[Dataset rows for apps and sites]
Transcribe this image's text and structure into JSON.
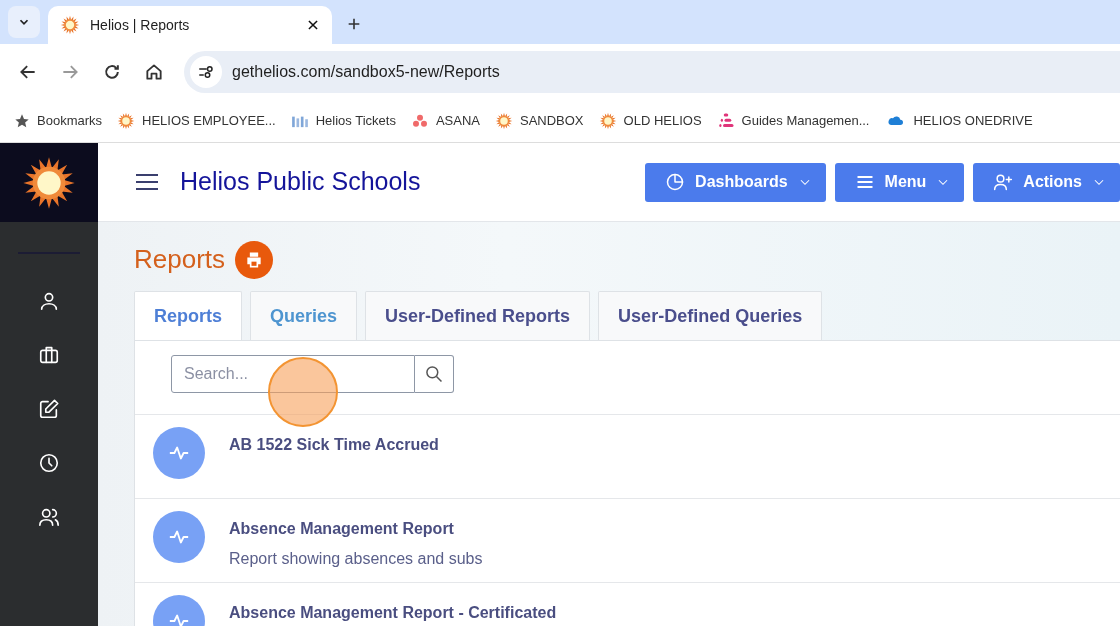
{
  "browser": {
    "tab_title": "Helios | Reports",
    "url": "gethelios.com/sandbox5-new/Reports",
    "bookmarks": [
      {
        "label": "Bookmarks"
      },
      {
        "label": "HELIOS EMPLOYEE..."
      },
      {
        "label": "Helios Tickets"
      },
      {
        "label": "ASANA"
      },
      {
        "label": "SANDBOX"
      },
      {
        "label": "OLD HELIOS"
      },
      {
        "label": "Guides Managemen..."
      },
      {
        "label": "HELIOS ONEDRIVE"
      }
    ]
  },
  "header": {
    "title": "Helios Public Schools",
    "buttons": [
      {
        "label": "Dashboards"
      },
      {
        "label": "Menu"
      },
      {
        "label": "Actions"
      }
    ]
  },
  "page": {
    "title": "Reports",
    "tabs": [
      {
        "label": "Reports",
        "selected": true
      },
      {
        "label": "Queries",
        "selected": false
      },
      {
        "label": "User-Defined Reports",
        "selected": false
      },
      {
        "label": "User-Defined Queries",
        "selected": false
      }
    ],
    "search": {
      "placeholder": "Search..."
    },
    "reports": [
      {
        "title": "AB 1522 Sick Time Accrued"
      },
      {
        "title": "Absence Management Report",
        "description": "Report showing absences and subs"
      },
      {
        "title": "Absence Management Report - Certificated"
      }
    ]
  }
}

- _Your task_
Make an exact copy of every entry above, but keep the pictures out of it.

- _Solution below_
Transcribe this image's text and structure into JSON.
{
  "browser": {
    "tab_title": "Helios | Reports",
    "url": "gethelios.com/sandbox5-new/Reports",
    "bookmarks": [
      {
        "label": "Bookmarks"
      },
      {
        "label": "HELIOS EMPLOYEE..."
      },
      {
        "label": "Helios Tickets"
      },
      {
        "label": "ASANA"
      },
      {
        "label": "SANDBOX"
      },
      {
        "label": "OLD HELIOS"
      },
      {
        "label": "Guides Managemen..."
      },
      {
        "label": "HELIOS ONEDRIVE"
      }
    ]
  },
  "header": {
    "title": "Helios Public Schools",
    "buttons": [
      {
        "label": "Dashboards"
      },
      {
        "label": "Menu"
      },
      {
        "label": "Actions"
      }
    ]
  },
  "page": {
    "title": "Reports",
    "tabs": [
      {
        "label": "Reports",
        "selected": true
      },
      {
        "label": "Queries",
        "selected": false
      },
      {
        "label": "User-Defined Reports",
        "selected": false
      },
      {
        "label": "User-Defined Queries",
        "selected": false
      }
    ],
    "search": {
      "placeholder": "Search..."
    },
    "reports": [
      {
        "title": "AB 1522 Sick Time Accrued"
      },
      {
        "title": "Absence Management Report",
        "description": "Report showing absences and subs"
      },
      {
        "title": "Absence Management Report - Certificated"
      }
    ]
  }
}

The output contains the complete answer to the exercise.